The Feeling Sonnets are written in an English that is translingual not only because it engages other languages but also because it reflects upon itself in uncertainty as if it were the work of a language learner. Words, idioms, sentences, poetic conventions are made strange, dislocated, recontextualised to convey some of the linguistic effects of the migration experience, the experience of non-nativeness. The book includes four cycles of fourteen unrhymed, unmetered, logically Petrarchan sonnets. The first cycle asks about the relationship between interpretation and emotion: whether ‘we feel the feelings that we call ours’. The second, mainly composed of ‘daughter sonnets’, describes bringing up children in a foreign language. The third, ‘Die Schreibblockade’, German for writer’s block, talks about foreign-language processing of inherited historical trauma. The fourth cycle is about translation. A libretto commissioned by Italian composer Lucia Ronchetti follows, about Ravel’s interaction with Paul Wittgenstein over the Piano Concerto for the Left Hand.
Gwyneth Lewis writes, 'Eugene Ostashevsky is a multilingual language explorer. His The Feeling Sonnets are an exhilarating and witty enquiry into the designs that language has on us as intellectual, domestic and historical beings. This is poetry as punning philosophy, both entertaining and deeply serious. This book is a tour de force, turning languages' spotlights onto speech itself. Yet again, Carcanet is publishing important poetry.'
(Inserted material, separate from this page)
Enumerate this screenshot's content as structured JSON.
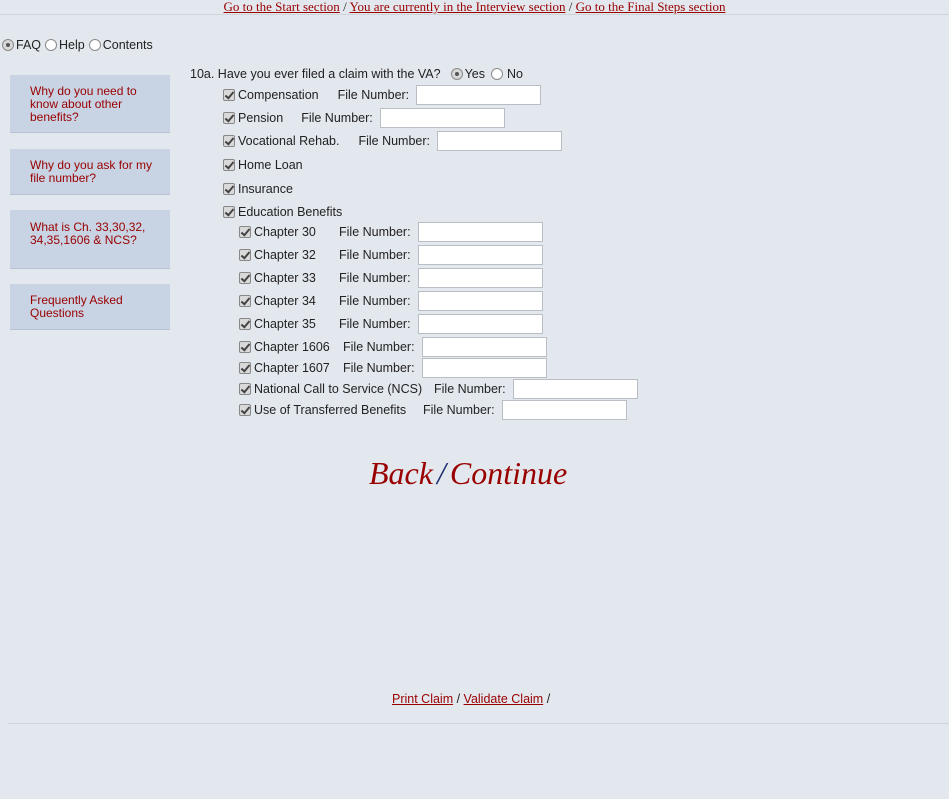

Born in Leningrad, Ostashevsky grew up in Brooklyn. He is now based in Berlin and New York. In his last full book of poetry, The Pirate Who Does Not Know the Value of Pi, published by NYRB Poets, discusses migration, translation, and second-language writing as practiced by pirates and parrots. His previous book, The Life and Opinions of DJ Spinoza, published by Ugly Duckling Presse in Brooklyn, examines the defects of natural and artificial languages.